- **Your task**:
Say how many lines in the records hold "ComboAttackData". Nothing but the number should be given.
───
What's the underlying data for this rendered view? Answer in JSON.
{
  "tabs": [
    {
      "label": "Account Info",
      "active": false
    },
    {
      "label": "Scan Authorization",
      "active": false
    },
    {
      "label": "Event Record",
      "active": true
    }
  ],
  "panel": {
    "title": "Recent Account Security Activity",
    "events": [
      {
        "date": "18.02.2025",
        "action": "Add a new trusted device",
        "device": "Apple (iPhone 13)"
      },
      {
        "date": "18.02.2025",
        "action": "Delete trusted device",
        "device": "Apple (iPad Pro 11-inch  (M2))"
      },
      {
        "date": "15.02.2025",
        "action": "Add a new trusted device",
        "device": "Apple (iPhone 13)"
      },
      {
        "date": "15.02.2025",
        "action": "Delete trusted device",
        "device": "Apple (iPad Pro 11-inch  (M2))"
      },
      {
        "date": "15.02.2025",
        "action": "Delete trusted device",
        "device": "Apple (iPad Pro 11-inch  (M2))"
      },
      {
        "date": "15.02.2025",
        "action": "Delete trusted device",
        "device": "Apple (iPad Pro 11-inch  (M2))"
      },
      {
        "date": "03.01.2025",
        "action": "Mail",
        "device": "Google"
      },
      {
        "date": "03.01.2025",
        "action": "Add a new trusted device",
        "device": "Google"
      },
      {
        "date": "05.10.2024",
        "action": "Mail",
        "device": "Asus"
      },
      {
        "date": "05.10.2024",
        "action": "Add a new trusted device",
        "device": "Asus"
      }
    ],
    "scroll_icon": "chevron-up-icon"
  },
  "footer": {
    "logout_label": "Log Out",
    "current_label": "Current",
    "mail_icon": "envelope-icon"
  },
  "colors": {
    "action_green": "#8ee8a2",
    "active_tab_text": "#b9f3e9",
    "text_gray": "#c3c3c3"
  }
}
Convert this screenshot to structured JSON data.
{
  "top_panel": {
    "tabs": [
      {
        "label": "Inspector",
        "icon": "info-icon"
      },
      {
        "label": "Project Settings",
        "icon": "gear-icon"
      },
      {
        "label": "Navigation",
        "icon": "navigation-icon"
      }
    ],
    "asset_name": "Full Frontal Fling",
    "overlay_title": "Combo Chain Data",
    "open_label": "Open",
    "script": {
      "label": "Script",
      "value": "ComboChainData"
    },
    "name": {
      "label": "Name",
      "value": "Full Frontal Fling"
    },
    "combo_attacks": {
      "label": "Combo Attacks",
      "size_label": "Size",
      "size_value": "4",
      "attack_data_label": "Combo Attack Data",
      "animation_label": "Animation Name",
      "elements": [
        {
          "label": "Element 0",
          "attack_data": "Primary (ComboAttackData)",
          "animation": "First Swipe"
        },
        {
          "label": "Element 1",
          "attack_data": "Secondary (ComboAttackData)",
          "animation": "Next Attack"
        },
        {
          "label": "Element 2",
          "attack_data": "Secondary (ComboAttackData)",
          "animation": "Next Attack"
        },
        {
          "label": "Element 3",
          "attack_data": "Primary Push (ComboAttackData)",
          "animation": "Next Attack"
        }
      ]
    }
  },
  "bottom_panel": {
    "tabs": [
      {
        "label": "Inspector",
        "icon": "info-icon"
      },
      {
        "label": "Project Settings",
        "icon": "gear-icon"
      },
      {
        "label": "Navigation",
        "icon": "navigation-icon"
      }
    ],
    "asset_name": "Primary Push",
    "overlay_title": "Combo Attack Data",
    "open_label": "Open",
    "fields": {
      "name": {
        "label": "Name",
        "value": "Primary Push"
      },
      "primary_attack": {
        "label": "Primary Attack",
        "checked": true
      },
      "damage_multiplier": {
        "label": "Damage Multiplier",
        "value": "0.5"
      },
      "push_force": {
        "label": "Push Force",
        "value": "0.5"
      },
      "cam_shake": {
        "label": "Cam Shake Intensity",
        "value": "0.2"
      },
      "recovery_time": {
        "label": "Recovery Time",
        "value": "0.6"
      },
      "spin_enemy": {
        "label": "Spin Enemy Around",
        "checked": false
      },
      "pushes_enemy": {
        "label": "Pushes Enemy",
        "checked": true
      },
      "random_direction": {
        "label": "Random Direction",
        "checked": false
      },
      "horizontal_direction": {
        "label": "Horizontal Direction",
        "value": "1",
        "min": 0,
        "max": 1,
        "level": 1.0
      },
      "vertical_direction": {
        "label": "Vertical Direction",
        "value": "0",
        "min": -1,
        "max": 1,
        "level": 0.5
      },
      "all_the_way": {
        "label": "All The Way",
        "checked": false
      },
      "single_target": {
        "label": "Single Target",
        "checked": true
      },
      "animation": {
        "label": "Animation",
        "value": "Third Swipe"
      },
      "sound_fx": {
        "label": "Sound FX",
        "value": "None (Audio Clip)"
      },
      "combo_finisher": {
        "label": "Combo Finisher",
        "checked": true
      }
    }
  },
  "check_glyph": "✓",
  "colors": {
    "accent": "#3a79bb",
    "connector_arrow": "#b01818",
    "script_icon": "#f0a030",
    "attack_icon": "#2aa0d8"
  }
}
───
- **Answer below**:
4